◆ **Supplied material**:
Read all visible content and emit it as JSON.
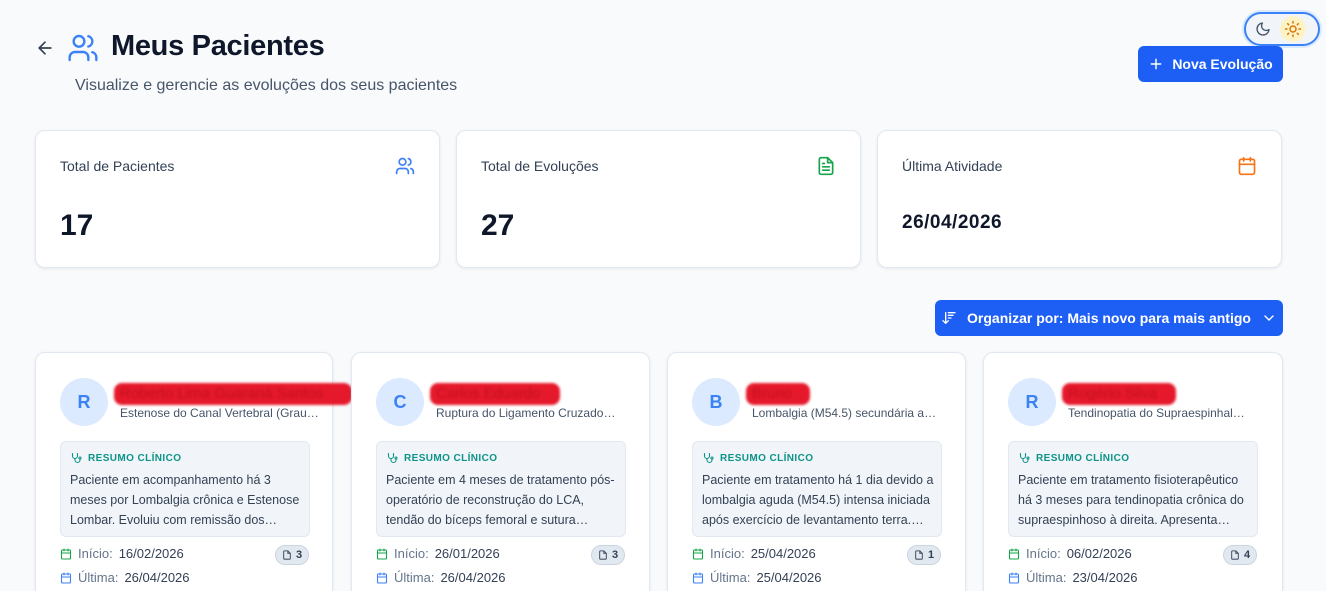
{
  "header": {
    "title": "Meus Pacientes",
    "subtitle": "Visualize e gerencie as evoluções dos seus pacientes",
    "new_button_label": "Nova Evolução"
  },
  "theme_toggle": {
    "options": [
      "moon-icon",
      "sun-icon"
    ],
    "active": "sun-icon"
  },
  "stats": [
    {
      "label": "Total de Pacientes",
      "value": "17",
      "icon": "users-icon",
      "color": "#3b82f6"
    },
    {
      "label": "Total de Evoluções",
      "value": "27",
      "icon": "file-text-icon",
      "color": "#16a34a"
    },
    {
      "label": "Última Atividade",
      "value": "26/04/2026",
      "icon": "calendar-icon",
      "color": "#f97316"
    }
  ],
  "sort": {
    "label": "Organizar por: Mais novo para mais antigo"
  },
  "summary_heading": "RESUMO CLÍNICO",
  "labels": {
    "start": "Início:",
    "last": "Última:"
  },
  "patients": [
    {
      "initial": "R",
      "name": "Roberto Lima Guaraná Santos",
      "diagnosis": "Estenose do Canal Vertebral (Grau I-II)",
      "summary": "Paciente em acompanhamento há 3 meses por Lombalgia crônica e Estenose Lombar. Evoluiu com remissão dos…",
      "start": "16/02/2026",
      "last": "26/04/2026",
      "count": "3"
    },
    {
      "initial": "C",
      "name": "Carlos Eduardo",
      "diagnosis": "Ruptura do Ligamento Cruzado…",
      "summary": "Paciente em 4 meses de tratamento pós-operatório de reconstrução do LCA, tendão do bíceps femoral e sutura…",
      "start": "26/01/2026",
      "last": "26/04/2026",
      "count": "3"
    },
    {
      "initial": "B",
      "name": "Bruno",
      "diagnosis": "Lombalgia (M54.5) secundária a…",
      "summary": "Paciente em tratamento há 1 dia devido a lombalgia aguda (M54.5) intensa iniciada após exercício de levantamento terra. A…",
      "start": "25/04/2026",
      "last": "25/04/2026",
      "count": "1"
    },
    {
      "initial": "R",
      "name": "Rogério Silva",
      "diagnosis": "Tendinopatia do Supraespinhal…",
      "summary": "Paciente em tratamento fisioterapêutico há 3 meses para tendinopatia crônica do supraespinhoso à direita. Apresenta…",
      "start": "06/02/2026",
      "last": "23/04/2026",
      "count": "4"
    }
  ]
}
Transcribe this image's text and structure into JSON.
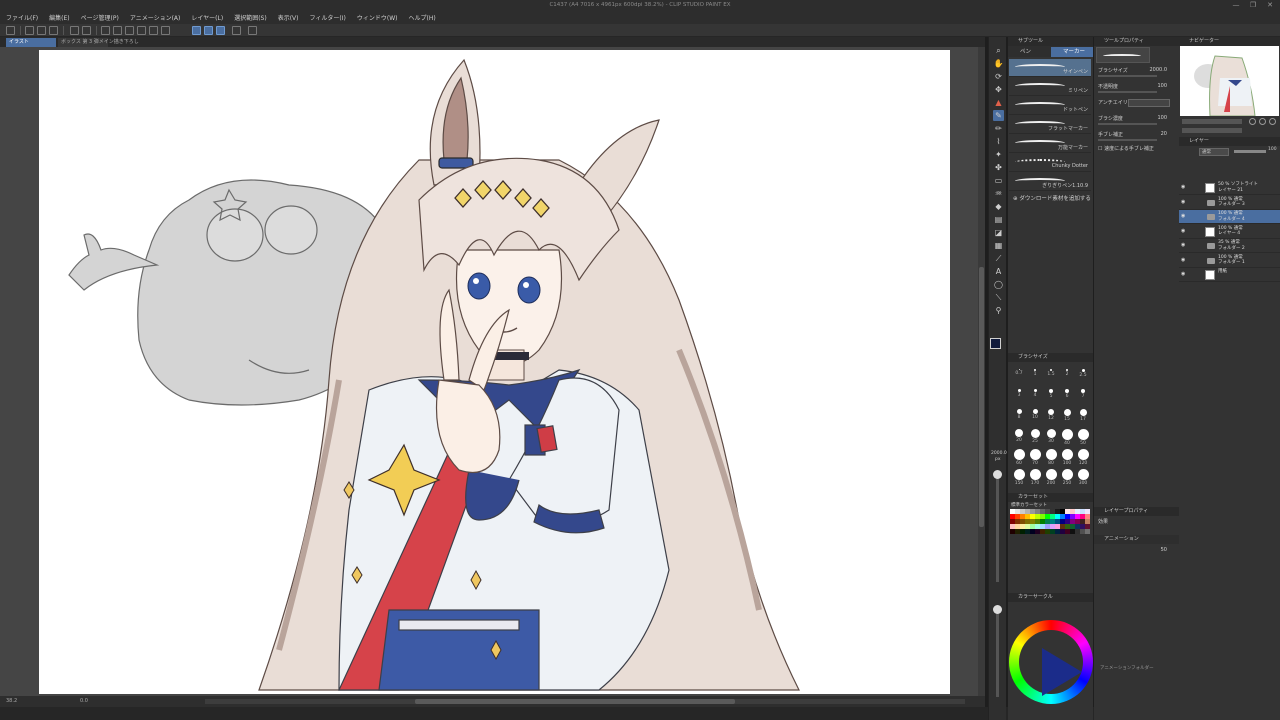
{
  "window": {
    "title": "C1437 (A4 7016 x 4961px 600dpi 38.2%) - CLIP STUDIO PAINT EX",
    "controls": [
      "—",
      "❐",
      "✕"
    ]
  },
  "menu": [
    "ファイル(F)",
    "編集(E)",
    "ページ管理(P)",
    "アニメーション(A)",
    "レイヤー(L)",
    "選択範囲(S)",
    "表示(V)",
    "フィルター(I)",
    "ウィンドウ(W)",
    "ヘルプ(H)"
  ],
  "tabs": [
    {
      "label": "イラスト"
    },
    {
      "label": "ボックス 第 3 弾メイン描き下ろし"
    }
  ],
  "status": {
    "zoom": "38.2",
    "zoom2": "0.0"
  },
  "subtool": {
    "header": "サブツール",
    "tabs": [
      "ペン",
      "マーカー"
    ],
    "brushes": [
      "サインペン",
      "ミリペン",
      "ドットペン",
      "フラットマーカー",
      "万能マーカー",
      "Chunky Dotter",
      "ぎりぎりペン1.10.9"
    ],
    "download": "ダウンロード素材を追加する"
  },
  "toolprop": {
    "header": "ツールプロパティ",
    "size_label": "ブラシサイズ",
    "size_value": "2000.0",
    "opacity_label": "不透明度",
    "opacity_value": "100",
    "aa_label": "アンチエイリアス",
    "density_label": "ブラシ濃度",
    "density_value": "100",
    "stabil_label": "手ブレ補正",
    "stabil_value": "20",
    "speed_label": "速度による手ブレ補正"
  },
  "brushsize": {
    "header": "ブラシサイズ",
    "sizes": [
      "0.7",
      "1",
      "1.5",
      "2",
      "2.5",
      "3",
      "4",
      "5",
      "6",
      "7",
      "8",
      "10",
      "12",
      "15",
      "17",
      "20",
      "25",
      "30",
      "40",
      "50",
      "60",
      "70",
      "80",
      "100",
      "120",
      "150",
      "170",
      "200",
      "250",
      "300"
    ],
    "slider_value": "2000.0",
    "slider_unit": "px"
  },
  "colorset": {
    "header": "カラーセット",
    "set_name": "標準カラーセット",
    "colors": [
      "#ffffff",
      "#e6e6e6",
      "#cccccc",
      "#b3b3b3",
      "#999999",
      "#808080",
      "#666666",
      "#4d4d4d",
      "#333333",
      "#1a1a1a",
      "#000000",
      "#ffe6e6",
      "#ffcccc",
      "#e6f0ff",
      "#cce0ff",
      "#f0e6ff",
      "#ff0000",
      "#ff4000",
      "#ff8000",
      "#ffbf00",
      "#ffff00",
      "#bfff00",
      "#80ff00",
      "#00ff00",
      "#00ff80",
      "#00ffff",
      "#0080ff",
      "#0000ff",
      "#8000ff",
      "#ff00ff",
      "#ff0080",
      "#ff8080",
      "#800000",
      "#803000",
      "#805000",
      "#807000",
      "#808000",
      "#508000",
      "#008000",
      "#008050",
      "#008080",
      "#005080",
      "#000080",
      "#300080",
      "#800080",
      "#800050",
      "#402020",
      "#c08060",
      "#ffc0c0",
      "#ffd8a0",
      "#fff0a0",
      "#e0ffa0",
      "#a0ffa0",
      "#a0ffe0",
      "#a0e0ff",
      "#a0a0ff",
      "#e0a0ff",
      "#ffa0e0",
      "#603010",
      "#306010",
      "#106030",
      "#103060",
      "#301060",
      "#601030",
      "#200000",
      "#202000",
      "#002000",
      "#002020",
      "#000020",
      "#200020",
      "#402000",
      "#204000",
      "#004020",
      "#002040",
      "#200040",
      "#400020",
      "#101010",
      "#303030",
      "#505050",
      "#707070"
    ]
  },
  "colorwheel": {
    "header": "カラーサークル",
    "selected": "#101a3c"
  },
  "layerprop": {
    "header": "レイヤープロパティ",
    "effect_label": "効果",
    "anim_header": "アニメーション",
    "opacity_value": "50",
    "footer": "アニメーションフォルダー"
  },
  "navigator": {
    "header": "ナビゲーター"
  },
  "layers": {
    "header": "レイヤー",
    "blend": "通常",
    "opacity": "100",
    "items": [
      {
        "label": "50 % ソフトライト\nレイヤー 21",
        "type": "layer",
        "selected": false
      },
      {
        "label": "100 % 通常\nフォルダー 3",
        "type": "folder",
        "selected": false
      },
      {
        "label": "100 % 通常\nフォルダー 4",
        "type": "folder",
        "selected": true
      },
      {
        "label": "100 % 通常\nレイヤー 4",
        "type": "layer",
        "selected": false
      },
      {
        "label": "35 % 通常\nフォルダー 2",
        "type": "folder",
        "selected": false
      },
      {
        "label": "100 % 通常\nフォルダー 1",
        "type": "folder",
        "selected": false
      },
      {
        "label": "用紙",
        "type": "paper",
        "selected": false
      }
    ]
  }
}
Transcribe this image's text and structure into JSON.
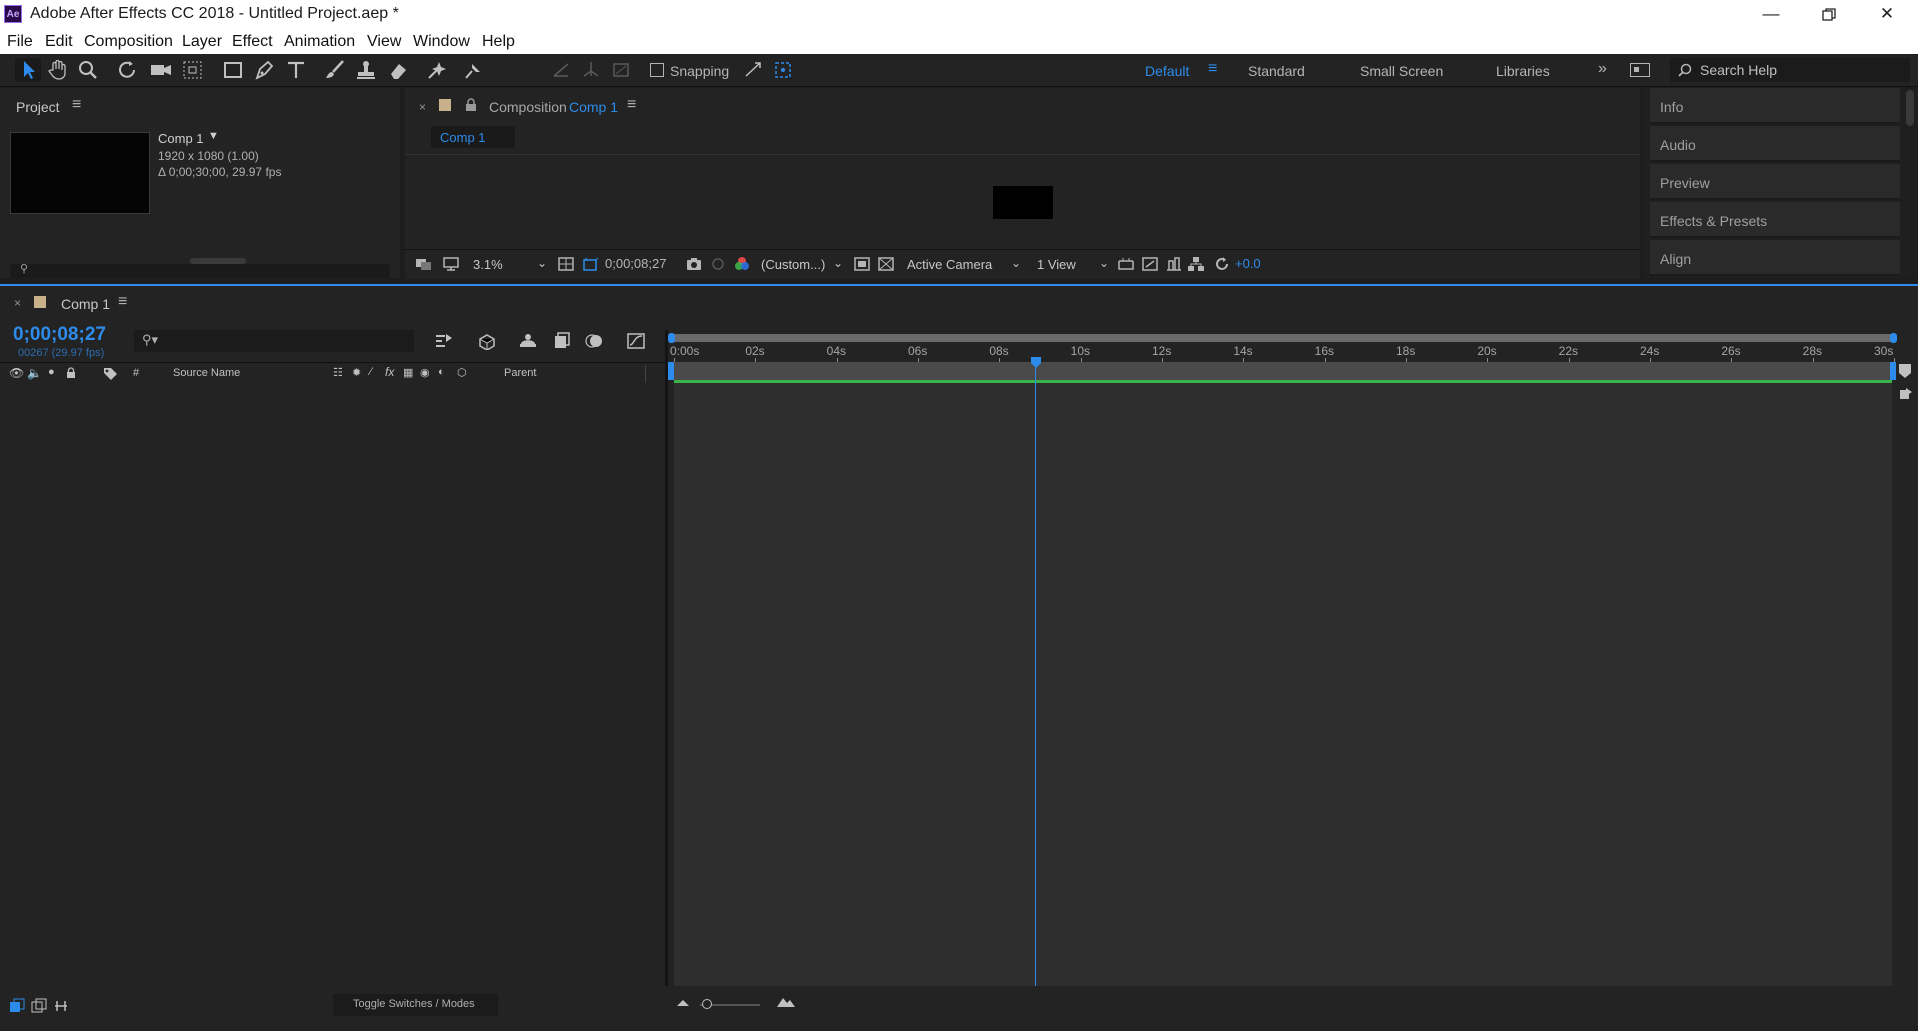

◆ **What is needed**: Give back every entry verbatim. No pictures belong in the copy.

◆ **Result below**:
Read all visible content and emit it as JSON.
{
  "header": {
    "title": "Meus Pacientes",
    "subtitle": "Visualize e gerencie as evoluções dos seus pacientes",
    "new_button_label": "Nova Evolução"
  },
  "theme_toggle": {
    "options": [
      "moon-icon",
      "sun-icon"
    ],
    "active": "sun-icon"
  },
  "stats": [
    {
      "label": "Total de Pacientes",
      "value": "17",
      "icon": "users-icon",
      "color": "#3b82f6"
    },
    {
      "label": "Total de Evoluções",
      "value": "27",
      "icon": "file-text-icon",
      "color": "#16a34a"
    },
    {
      "label": "Última Atividade",
      "value": "26/04/2026",
      "icon": "calendar-icon",
      "color": "#f97316"
    }
  ],
  "sort": {
    "label": "Organizar por: Mais novo para mais antigo"
  },
  "summary_heading": "RESUMO CLÍNICO",
  "labels": {
    "start": "Início:",
    "last": "Última:"
  },
  "patients": [
    {
      "initial": "R",
      "name": "Roberto Lima Guaraná Santos",
      "diagnosis": "Estenose do Canal Vertebral (Grau I-II)",
      "summary": "Paciente em acompanhamento há 3 meses por Lombalgia crônica e Estenose Lombar. Evoluiu com remissão dos…",
      "start": "16/02/2026",
      "last": "26/04/2026",
      "count": "3"
    },
    {
      "initial": "C",
      "name": "Carlos Eduardo",
      "diagnosis": "Ruptura do Ligamento Cruzado…",
      "summary": "Paciente em 4 meses de tratamento pós-operatório de reconstrução do LCA, tendão do bíceps femoral e sutura…",
      "start": "26/01/2026",
      "last": "26/04/2026",
      "count": "3"
    },
    {
      "initial": "B",
      "name": "Bruno",
      "diagnosis": "Lombalgia (M54.5) secundária a…",
      "summary": "Paciente em tratamento há 1 dia devido a lombalgia aguda (M54.5) intensa iniciada após exercício de levantamento terra. A…",
      "start": "25/04/2026",
      "last": "25/04/2026",
      "count": "1"
    },
    {
      "initial": "R",
      "name": "Rogério Silva",
      "diagnosis": "Tendinopatia do Supraespinhal…",
      "summary": "Paciente em tratamento fisioterapêutico há 3 meses para tendinopatia crônica do supraespinhoso à direita. Apresenta…",
      "start": "06/02/2026",
      "last": "23/04/2026",
      "count": "4"
    }
  ]
}
Transcribe this image's text and structure into JSON.
{
  "window": {
    "title": "C1437 (A4 7016 x 4961px 600dpi 38.2%) - CLIP STUDIO PAINT EX",
    "controls": [
      "—",
      "❐",
      "✕"
    ]
  },
  "menu": [
    "ファイル(F)",
    "編集(E)",
    "ページ管理(P)",
    "アニメーション(A)",
    "レイヤー(L)",
    "選択範囲(S)",
    "表示(V)",
    "フィルター(I)",
    "ウィンドウ(W)",
    "ヘルプ(H)"
  ],
  "tabs": [
    {
      "label": "イラスト"
    },
    {
      "label": "ボックス 第 3 弾メイン描き下ろし"
    }
  ],
  "status": {
    "zoom": "38.2",
    "zoom2": "0.0"
  },
  "subtool": {
    "header": "サブツール",
    "tabs": [
      "ペン",
      "マーカー"
    ],
    "brushes": [
      "サインペン",
      "ミリペン",
      "ドットペン",
      "フラットマーカー",
      "万能マーカー",
      "Chunky Dotter",
      "ぎりぎりペン1.10.9"
    ],
    "download": "ダウンロード素材を追加する"
  },
  "toolprop": {
    "header": "ツールプロパティ",
    "size_label": "ブラシサイズ",
    "size_value": "2000.0",
    "opacity_label": "不透明度",
    "opacity_value": "100",
    "aa_label": "アンチエイリアス",
    "density_label": "ブラシ濃度",
    "density_value": "100",
    "stabil_label": "手ブレ補正",
    "stabil_value": "20",
    "speed_label": "速度による手ブレ補正"
  },
  "brushsize": {
    "header": "ブラシサイズ",
    "sizes": [
      "0.7",
      "1",
      "1.5",
      "2",
      "2.5",
      "3",
      "4",
      "5",
      "6",
      "7",
      "8",
      "10",
      "12",
      "15",
      "17",
      "20",
      "25",
      "30",
      "40",
      "50",
      "60",
      "70",
      "80",
      "100",
      "120",
      "150",
      "170",
      "200",
      "250",
      "300"
    ],
    "slider_value": "2000.0",
    "slider_unit": "px"
  },
  "colorset": {
    "header": "カラーセット",
    "set_name": "標準カラーセット",
    "colors": [
      "#ffffff",
      "#e6e6e6",
      "#cccccc",
      "#b3b3b3",
      "#999999",
      "#808080",
      "#666666",
      "#4d4d4d",
      "#333333",
      "#1a1a1a",
      "#000000",
      "#ffe6e6",
      "#ffcccc",
      "#e6f0ff",
      "#cce0ff",
      "#f0e6ff",
      "#ff0000",
      "#ff4000",
      "#ff8000",
      "#ffbf00",
      "#ffff00",
      "#bfff00",
      "#80ff00",
      "#00ff00",
      "#00ff80",
      "#00ffff",
      "#0080ff",
      "#0000ff",
      "#8000ff",
      "#ff00ff",
      "#ff0080",
      "#ff8080",
      "#800000",
      "#803000",
      "#805000",
      "#807000",
      "#808000",
      "#508000",
      "#008000",
      "#008050",
      "#008080",
      "#005080",
      "#000080",
      "#300080",
      "#800080",
      "#800050",
      "#402020",
      "#c08060",
      "#ffc0c0",
      "#ffd8a0",
      "#fff0a0",
      "#e0ffa0",
      "#a0ffa0",
      "#a0ffe0",
      "#a0e0ff",
      "#a0a0ff",
      "#e0a0ff",
      "#ffa0e0",
      "#603010",
      "#306010",
      "#106030",
      "#103060",
      "#301060",
      "#601030",
      "#200000",
      "#202000",
      "#002000",
      "#002020",
      "#000020",
      "#200020",
      "#402000",
      "#204000",
      "#004020",
      "#002040",
      "#200040",
      "#400020",
      "#101010",
      "#303030",
      "#505050",
      "#707070"
    ]
  },
  "colorwheel": {
    "header": "カラーサークル",
    "selected": "#101a3c"
  },
  "layerprop": {
    "header": "レイヤープロパティ",
    "effect_label": "効果",
    "anim_header": "アニメーション",
    "opacity_value": "50",
    "footer": "アニメーションフォルダー"
  },
  "navigator": {
    "header": "ナビゲーター"
  },
  "layers": {
    "header": "レイヤー",
    "blend": "通常",
    "opacity": "100",
    "items": [
      {
        "label": "50 % ソフトライト\nレイヤー 21",
        "type": "layer",
        "selected": false
      },
      {
        "label": "100 % 通常\nフォルダー 3",
        "type": "folder",
        "selected": false
      },
      {
        "label": "100 % 通常\nフォルダー 4",
        "type": "folder",
        "selected": true
      },
      {
        "label": "100 % 通常\nレイヤー 4",
        "type": "layer",
        "selected": false
      },
      {
        "label": "35 % 通常\nフォルダー 2",
        "type": "folder",
        "selected": false
      },
      {
        "label": "100 % 通常\nフォルダー 1",
        "type": "folder",
        "selected": false
      },
      {
        "label": "用紙",
        "type": "paper",
        "selected": false
      }
    ]
  }
}
Transcribe this image's text and structure into JSON.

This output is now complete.